I wrote Monday night about the Rockets surviving the early-season grind to stay afloat in the West, but they're not the only team in Texas that's doing so. Dallas has quietly won four straight to move up to sixth in our daily Power Rankings, and the Spurs, in their typical below-radar fashion, are back on the good side of .500 after their win in Memphis.
It was a landmark win in a couple of ways. First, it marked the return of Manu Ginobili from ankle surgery. Though he only played 11 minutes, Ginobili pumped in 12 points and added four boards and an assist, suggesting he'll keep putting up the freakish per-minute averages he posted a season ago.
Additionally, George Hill (PER 17.06) and Roger Mason (17.07) continued to play extremely well in Tony Parker's absence. The duo combined for 38 points and six assists Monday to supplement Ginobili and Tim Duncan, an area in which the Spurs looked to be lacking on paper.
While those two will take on a less prominent role once Parker comes back in two weeks, they'll remain important because they give the Spurs some unexpected firepower off the pine -- after it appeared age and attrition had reduced San Antonio to just three viable scorers.
However, the most important development in San Antonio is on the other side of the ball.
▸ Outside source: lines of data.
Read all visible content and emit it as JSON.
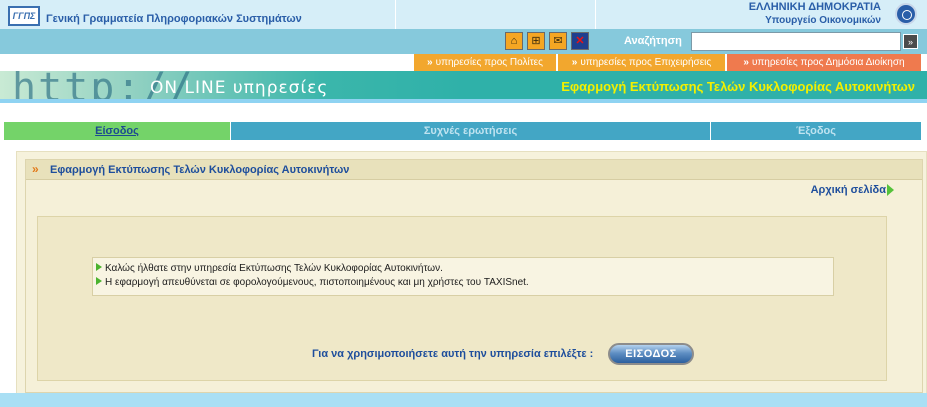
{
  "header": {
    "logo_text": "ΓΓΠΣ",
    "org_name": "Γενική Γραμματεία Πληροφοριακών Συστημάτων",
    "gov_line1": "ΕΛΛΗΝΙΚΗ ΔΗΜΟΚΡΑΤΙΑ",
    "gov_line2": "Υπουργείο Οικονομικών",
    "emblem_icon": "hellenic-republic-emblem-icon"
  },
  "toolbar": {
    "icons": [
      "home-icon",
      "sitemap-icon",
      "contact-icon",
      "english-flag-icon"
    ],
    "icon_glyphs": [
      "⌂",
      "⊞",
      "✉",
      "✕"
    ],
    "search_label": "Αναζήτηση",
    "search_value": "",
    "search_button": "»"
  },
  "audience_tabs": [
    {
      "label": "υπηρεσίες προς Πολίτες",
      "color": "#f2a72e"
    },
    {
      "label": "υπηρεσίες προς Επιχειρήσεις",
      "color": "#f2a72e"
    },
    {
      "label": "υπηρεσίες προς Δημόσια Διοίκηση",
      "color": "#ef7a4e"
    }
  ],
  "banner": {
    "http_text": "http://",
    "online_text": "ON LINE υπηρεσίες",
    "title": "Εφαρμογή Εκτύπωσης Τελών Κυκλοφορίας Αυτοκινήτων",
    "title_color": "#f3f000"
  },
  "nav": {
    "login": "Είσοδος",
    "faq": "Συχνές ερωτήσεις",
    "logout": "Έξοδος",
    "active_color": "#74d369",
    "inactive_color": "#43a6c5"
  },
  "panel": {
    "title": "Εφαρμογή Εκτύπωσης Τελών Κυκλοφορίας Αυτοκινήτων",
    "home_link": "Αρχική σελίδα",
    "messages": [
      "Καλώς ήλθατε στην υπηρεσία Εκτύπωσης Τελών Κυκλοφορίας Αυτοκινήτων.",
      "Η εφαρμογή απευθύνεται σε φορολογούμενους, πιστοποιημένους και μη χρήστες του TAXISnet."
    ],
    "prompt": "Για να χρησιμοποιήσετε αυτή την υπηρεσία επιλέξτε :",
    "enter_button": "ΕΙΣΟΔΟΣ"
  }
}
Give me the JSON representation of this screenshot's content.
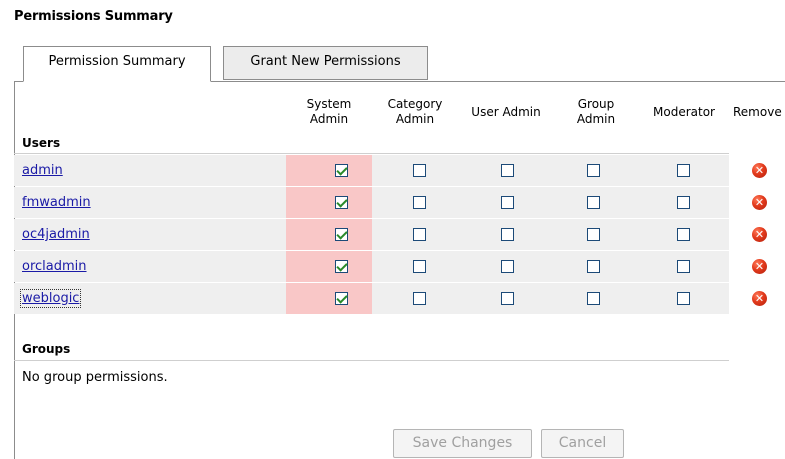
{
  "page": {
    "title": "Permissions Summary"
  },
  "tabs": [
    {
      "label": "Permission Summary",
      "active": true
    },
    {
      "label": "Grant New Permissions",
      "active": false
    }
  ],
  "columns": [
    {
      "line1": "System",
      "line2": "Admin"
    },
    {
      "line1": "Category",
      "line2": "Admin"
    },
    {
      "line1": "User Admin",
      "line2": ""
    },
    {
      "line1": "Group",
      "line2": "Admin"
    },
    {
      "line1": "Moderator",
      "line2": ""
    },
    {
      "line1": "Remove",
      "line2": ""
    }
  ],
  "users_section": {
    "label": "Users",
    "rows": [
      {
        "name": "admin",
        "system_admin": true,
        "category_admin": false,
        "user_admin": false,
        "group_admin": false,
        "moderator": false
      },
      {
        "name": "fmwadmin",
        "system_admin": true,
        "category_admin": false,
        "user_admin": false,
        "group_admin": false,
        "moderator": false
      },
      {
        "name": "oc4jadmin",
        "system_admin": true,
        "category_admin": false,
        "user_admin": false,
        "group_admin": false,
        "moderator": false
      },
      {
        "name": "orcladmin",
        "system_admin": true,
        "category_admin": false,
        "user_admin": false,
        "group_admin": false,
        "moderator": false
      },
      {
        "name": "weblogic",
        "system_admin": true,
        "category_admin": false,
        "user_admin": false,
        "group_admin": false,
        "moderator": false
      }
    ]
  },
  "groups_section": {
    "label": "Groups",
    "empty_message": "No group permissions."
  },
  "buttons": {
    "save_label": "Save Changes",
    "cancel_label": "Cancel"
  },
  "colors": {
    "system_admin_highlight": "#f9c7c7",
    "row_shade": "#efefef",
    "link": "#1a1aa6"
  },
  "icons": {
    "remove": "remove-x-icon",
    "checkbox_checked": "check-icon"
  }
}
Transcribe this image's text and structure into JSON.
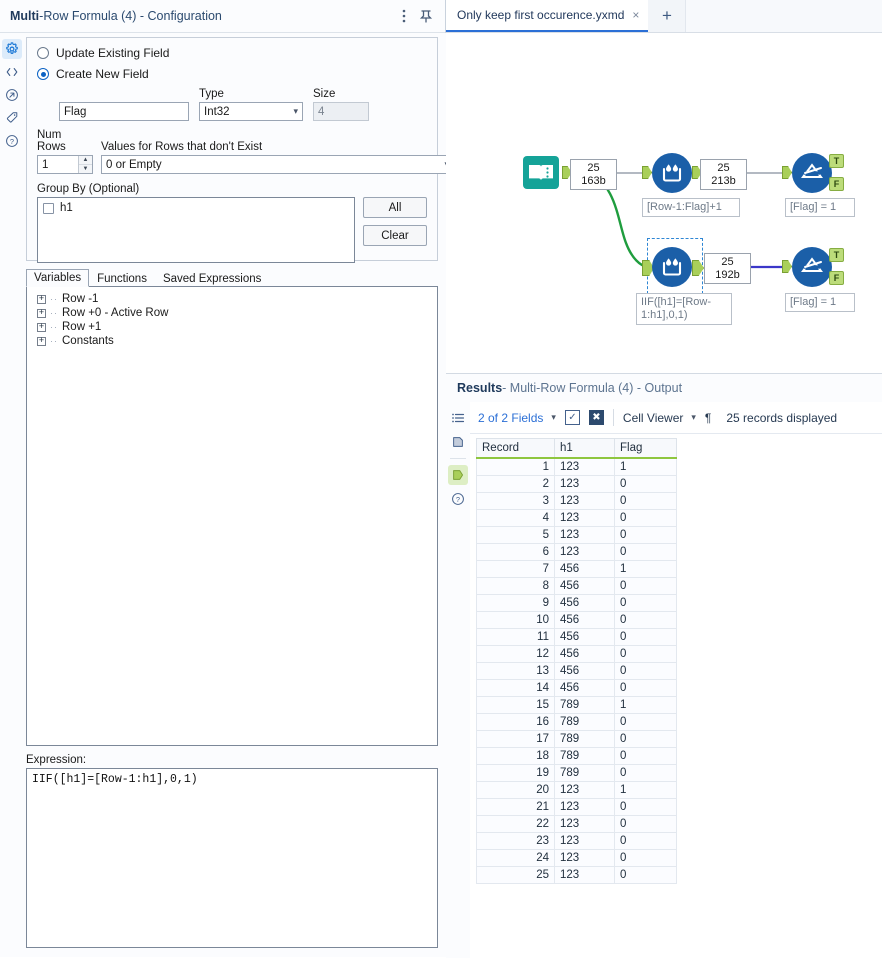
{
  "config_panel": {
    "title_bold": "Multi",
    "title_rest": "-Row Formula (4) - Configuration",
    "menu_icon": "more-vertical-icon",
    "pin_icon": "pin-icon",
    "rail": [
      {
        "name": "configuration-gear-icon",
        "glyph": "gear",
        "active": true
      },
      {
        "name": "code-brackets-icon",
        "glyph": "code",
        "active": false
      },
      {
        "name": "run-arrow-icon",
        "glyph": "arrow",
        "active": false
      },
      {
        "name": "annotation-tag-icon",
        "glyph": "tag",
        "active": false
      },
      {
        "name": "help-question-icon",
        "glyph": "help",
        "active": false
      }
    ],
    "radio_update": "Update Existing Field",
    "radio_create": "Create New  Field",
    "selected_radio": "create",
    "field_name_value": "Flag",
    "type_label": "Type",
    "type_value": "Int32",
    "size_label": "Size",
    "size_value": "4",
    "num_rows_label": "Num Rows",
    "num_rows_value": "1",
    "values_missing_label": "Values for Rows that don't Exist",
    "values_missing_value": "0 or Empty",
    "group_by_label": "Group By (Optional)",
    "group_by_items": [
      {
        "label": "h1",
        "checked": false
      }
    ],
    "all_button": "All",
    "clear_button": "Clear",
    "tabs": [
      {
        "label": "Variables",
        "active": true
      },
      {
        "label": "Functions",
        "active": false
      },
      {
        "label": "Saved Expressions",
        "active": false
      }
    ],
    "tree": [
      {
        "label": "Row -1"
      },
      {
        "label": "Row +0 - Active Row"
      },
      {
        "label": "Row +1"
      },
      {
        "label": "Constants"
      }
    ],
    "expression_label": "Expression:",
    "expression_value": "IIF([h1]=[Row-1:h1],0,1)"
  },
  "document_tabs": {
    "tabs": [
      {
        "label": "Only keep first occurence.yxmd",
        "close": "×",
        "active": true
      }
    ],
    "new_tab": "+"
  },
  "canvas": {
    "nodes": [
      {
        "name": "text-input-tool",
        "type": "text-input",
        "label": ""
      },
      {
        "name": "multi-row-formula-tool-top",
        "type": "multi-row-formula",
        "label": "[Row-1:Flag]+1"
      },
      {
        "name": "filter-tool-top",
        "type": "filter",
        "label": "[Flag] = 1"
      },
      {
        "name": "multi-row-formula-tool-bottom",
        "type": "multi-row-formula",
        "label": "IIF([h1]=[Row-1:h1],0,1)"
      },
      {
        "name": "filter-tool-bottom",
        "type": "filter",
        "label": "[Flag] = 1"
      }
    ],
    "record_counts": [
      {
        "name": "record-count-input",
        "records": "25",
        "size": "163b"
      },
      {
        "name": "record-count-top-formula",
        "records": "25",
        "size": "213b"
      },
      {
        "name": "record-count-bottom-formula",
        "records": "25",
        "size": "192b"
      }
    ],
    "filter_anchors": {
      "true": "T",
      "false": "F"
    }
  },
  "results": {
    "title_bold": "Results",
    "title_rest": " - Multi-Row Formula (4) - Output",
    "rail": [
      {
        "name": "list-view-icon",
        "active": false
      },
      {
        "name": "data-panel-icon",
        "active": false
      },
      {
        "name": "output-anchor-icon",
        "active": true
      },
      {
        "name": "help-question-icon",
        "active": false
      }
    ],
    "toolbar": {
      "fields_label": "2 of 2 Fields",
      "select_all_icon": "checkbox-check-icon",
      "deselect_all_icon": "checkbox-cross-icon",
      "viewer_label": "Cell Viewer",
      "pilcrow_icon": "¶",
      "records_displayed": "25 records displayed"
    },
    "grid": {
      "columns": [
        "Record",
        "h1",
        "Flag"
      ],
      "rows": [
        [
          "1",
          "123",
          "1"
        ],
        [
          "2",
          "123",
          "0"
        ],
        [
          "3",
          "123",
          "0"
        ],
        [
          "4",
          "123",
          "0"
        ],
        [
          "5",
          "123",
          "0"
        ],
        [
          "6",
          "123",
          "0"
        ],
        [
          "7",
          "456",
          "1"
        ],
        [
          "8",
          "456",
          "0"
        ],
        [
          "9",
          "456",
          "0"
        ],
        [
          "10",
          "456",
          "0"
        ],
        [
          "11",
          "456",
          "0"
        ],
        [
          "12",
          "456",
          "0"
        ],
        [
          "13",
          "456",
          "0"
        ],
        [
          "14",
          "456",
          "0"
        ],
        [
          "15",
          "789",
          "1"
        ],
        [
          "16",
          "789",
          "0"
        ],
        [
          "17",
          "789",
          "0"
        ],
        [
          "18",
          "789",
          "0"
        ],
        [
          "19",
          "789",
          "0"
        ],
        [
          "20",
          "123",
          "1"
        ],
        [
          "21",
          "123",
          "0"
        ],
        [
          "22",
          "123",
          "0"
        ],
        [
          "23",
          "123",
          "0"
        ],
        [
          "24",
          "123",
          "0"
        ],
        [
          "25",
          "123",
          "0"
        ]
      ]
    }
  },
  "colors": {
    "accent_blue": "#2b6fd6",
    "tool_blue": "#1b5fa8",
    "text_input_teal": "#15a398",
    "anchor_green": "#a9cf5a",
    "connection_green": "#1f9d3e",
    "connection_blue": "#3b37c9",
    "header_underline_green": "#8ec63f"
  }
}
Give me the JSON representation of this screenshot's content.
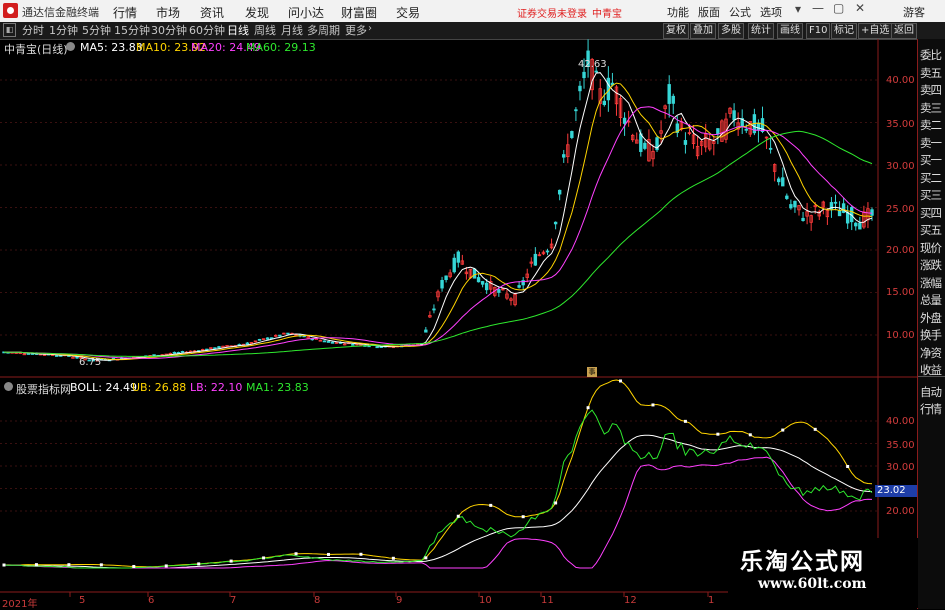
{
  "app": {
    "title": "通达信金融终端"
  },
  "menu": [
    "行情",
    "市场",
    "资讯",
    "发现",
    "问小达",
    "财富圈",
    "交易"
  ],
  "login_status": "证券交易未登录",
  "stock_tag": "中青宝",
  "right_menu": [
    "功能",
    "版面",
    "公式",
    "选项",
    "游客"
  ],
  "period_tabs": [
    "分时",
    "1分钟",
    "5分钟",
    "15分钟",
    "30分钟",
    "60分钟",
    "日线",
    "周线",
    "月线",
    "多周期",
    "更多"
  ],
  "active_period": "日线",
  "toolbar_right": [
    "复权",
    "叠加",
    "多股",
    "统计",
    "画线",
    "F10",
    "标记",
    "+自选",
    "返回"
  ],
  "main_chart": {
    "title": "中青宝(日线)",
    "ma": [
      {
        "label": "MA5: 23.83",
        "color": "#ffffff"
      },
      {
        "label": "MA10: 23.92",
        "color": "#ffd400"
      },
      {
        "label": "MA20: 24.49",
        "color": "#ff40ff"
      },
      {
        "label": "MA60: 29.13",
        "color": "#2ee82e"
      }
    ],
    "max_annotation": "42.63",
    "min_annotation": "6.75",
    "y_ticks": [
      "40.00",
      "35.00",
      "30.00",
      "25.00",
      "20.00",
      "15.00",
      "10.00"
    ]
  },
  "sub_chart": {
    "indicator": "股票指标网",
    "legend": [
      {
        "label": "BOLL: 24.49",
        "color": "#ffffff"
      },
      {
        "label": "UB: 26.88",
        "color": "#ffd400"
      },
      {
        "label": "LB: 22.10",
        "color": "#ff40ff"
      },
      {
        "label": "MA1: 23.83",
        "color": "#2ee82e"
      }
    ],
    "y_ticks": [
      "40.00",
      "35.00",
      "30.00",
      "25.00",
      "20.00"
    ],
    "current_value": "23.02"
  },
  "date_labels": [
    "2021年",
    "5",
    "6",
    "7",
    "8",
    "9",
    "10",
    "11",
    "12",
    "1"
  ],
  "side_panel": [
    "委比",
    "卖五",
    "卖四",
    "卖三",
    "卖二",
    "卖一",
    "买一",
    "买二",
    "买三",
    "买四",
    "买五",
    "现价",
    "涨跌",
    "涨幅",
    "总量",
    "外盘",
    "换手",
    "净资",
    "收益"
  ],
  "side_panel_bottom": [
    "自动",
    "行情"
  ],
  "watermark": {
    "text": "乐淘公式网",
    "url": "www.60lt.com"
  },
  "colors": {
    "up": "#ff3b3b",
    "down": "#36d6d6",
    "accent": "#d21e1e",
    "axis": "#8a1c1c"
  }
}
The Spurs' defense was shockingly bad in the season's first two weeks, but no longer. San Antonio has improved from 29th in defensive efficiency all the way to 14th and has held six of its past eight opponents to less than 90 points. Supposedly, the Spurs scrapped some new defensive tactics they were trying and went back to the old stuff that worked. Whatever the cause, these now look like the buttoned-down, suffocating Spurs we're familiar with seeing.
Upcoming home games against Chicago and Memphis figure to allow the Spurs to put some distance between themselves and the break-even mark before a showdown in Houston on Saturday, with the winner earning the survivor award for the first quarter of the season -- and, most likely, the Southwest Division lead.
John Hollinger writes for ESPN Insider. To e-mail him, click here.